California, Connecticut, Maine, New Hampshire Restrict the Most Jobs

Hair braider, fortune teller, florist and interior designer are some of the jobs for which states require licenses

Los Angeles (August 24, 2007) – Do you want to be a fortune teller in Maryland? Your future better include a license from the state. How about being a hair braider in Mississippi? You'll need 300 to 1,500 hours of training and government permission. Want to sell flowers in Louisiana? Only licensed florists can do that. And almost every state requires certification if you want to move furniture and hang art while calling yourself an interior designer.

In California, there are a total of 177 different jobs that require a special license or credential, the most in the country, according to a new Reason Foundation study examining occupational licensing trends.

Northeastern states aren't much better. Connecticut, Maine and New Hampshire all require job seekers to obtain a license before performing more than 130 jobs. In stark contrast, you can do most of those very same jobs - without a license - in Missouri, where just 41 careers require certification.

Ranking the States on Occupational Licensing
States (Number of jobs requiring a license)

1. California (177) 26. Virginia (89)
2. Connecticut (155) 27. Louisiana (88)
3. Maine (134) 28. Ohio (88)
4. New Hampshire (130) 29. Georgia (85)
5. Arkansas (128) 30. Indiana (85)
6. Michigan (116) 31. Iowa (85)
7. Rhode Island (116) 32. Utah (84)
8. New Jersey (114) 33. Delaware (83)
9. Wisconsin (111) 34. Montana (79)
10. Tennessee (110) 35. Texas (78)
11. Alaska (109) 36. New York (77)
12. Massachusetts (107) 37. West Virginia (77)
13. North Carolina (107) 38. Wyoming (74)
14. Oregon (107) 39. Arizona (72)
15. Vermont (107) 40. Alabama (70)
16. Florida (104) 41. Colorado (69)
17. New Mexico (104) 42. North Dakota (69)
18. Maryland (98) 43. Mississippi (68)
19. Nebraska (96) 44. Hawaii (64)
20. Minnesota (95) 45. Pennsylvania (62)
21. Nevada (95) 46. Idaho (61)
22. Illinois (93) 47. South Carolina (60)
23. Kentucky (91) 48. Kansas (56)
24. Oklahoma (91) 49. Washington (53)
25. South Dakota (90) 50. Missouri (41)

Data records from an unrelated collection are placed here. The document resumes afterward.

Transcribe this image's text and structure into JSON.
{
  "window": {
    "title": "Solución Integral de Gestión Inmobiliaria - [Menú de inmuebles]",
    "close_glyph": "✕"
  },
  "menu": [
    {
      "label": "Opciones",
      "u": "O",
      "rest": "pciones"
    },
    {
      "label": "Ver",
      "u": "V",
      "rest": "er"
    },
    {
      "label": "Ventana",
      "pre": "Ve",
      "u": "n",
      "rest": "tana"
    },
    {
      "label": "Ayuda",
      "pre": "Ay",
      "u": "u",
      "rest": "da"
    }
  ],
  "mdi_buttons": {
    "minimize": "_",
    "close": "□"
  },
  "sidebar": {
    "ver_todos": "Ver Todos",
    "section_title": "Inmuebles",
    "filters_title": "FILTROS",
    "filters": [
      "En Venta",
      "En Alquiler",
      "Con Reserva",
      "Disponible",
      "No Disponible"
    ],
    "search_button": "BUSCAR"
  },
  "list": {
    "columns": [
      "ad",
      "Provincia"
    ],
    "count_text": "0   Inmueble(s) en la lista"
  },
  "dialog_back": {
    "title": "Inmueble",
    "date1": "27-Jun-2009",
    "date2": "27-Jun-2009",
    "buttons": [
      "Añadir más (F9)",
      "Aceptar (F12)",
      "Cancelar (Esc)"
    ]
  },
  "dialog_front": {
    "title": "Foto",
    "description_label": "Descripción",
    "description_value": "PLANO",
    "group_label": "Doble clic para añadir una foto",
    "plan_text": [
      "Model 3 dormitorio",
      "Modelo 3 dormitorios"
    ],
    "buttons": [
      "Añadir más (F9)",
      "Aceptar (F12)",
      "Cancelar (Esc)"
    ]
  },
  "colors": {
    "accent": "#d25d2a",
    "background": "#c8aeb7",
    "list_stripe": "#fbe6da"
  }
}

"Most of these licensing requirements are completely arbitrary," said Adam B. Summers, a policy analyst at Reason Foundation and author of the report. "You see that clearly when examining neighboring states. California has 177 job categories licensed. But if you take one step across the state line into Arizona just 72 careers are licensed. In North Carolina you need a license to do 107 jobs. Next door in South Carolina, only 60 jobs require certification."

Proponents claim these licensing requirements are needed to protect the public from unscrupulous, incompetent, or dangerous practitioners. However, numerous studies show these laws actually reduce consumer protection and public safety, according to the Reason Foundation report.

"These laws are created under the guise of 'helping' consumers," Summers said. "In reality, the laws are helping existing businesses keep out competition, restricting consumer choice, destroying entrepreneurship, and driving up prices."

Full Report Online

The full study, Occupational Licensing: Ranking the States and Exploring Alternatives, is available online at www.reason.org/ps361.pdf. A summary of the study is available at www.reason.org/ps361polsum.pdf.

About Reason

Reason Foundation is a nonprofit think tank dedicated to advancing free minds and free markets. Reason produces respected public policy research on a variety of issues and publishes the critically acclaimed monthly magazine, Reason. For more information, please visit www.reason.org.

Contacts

Chris Mitchell, Director of Communications, Reason Foundation, (310) 367-6109




;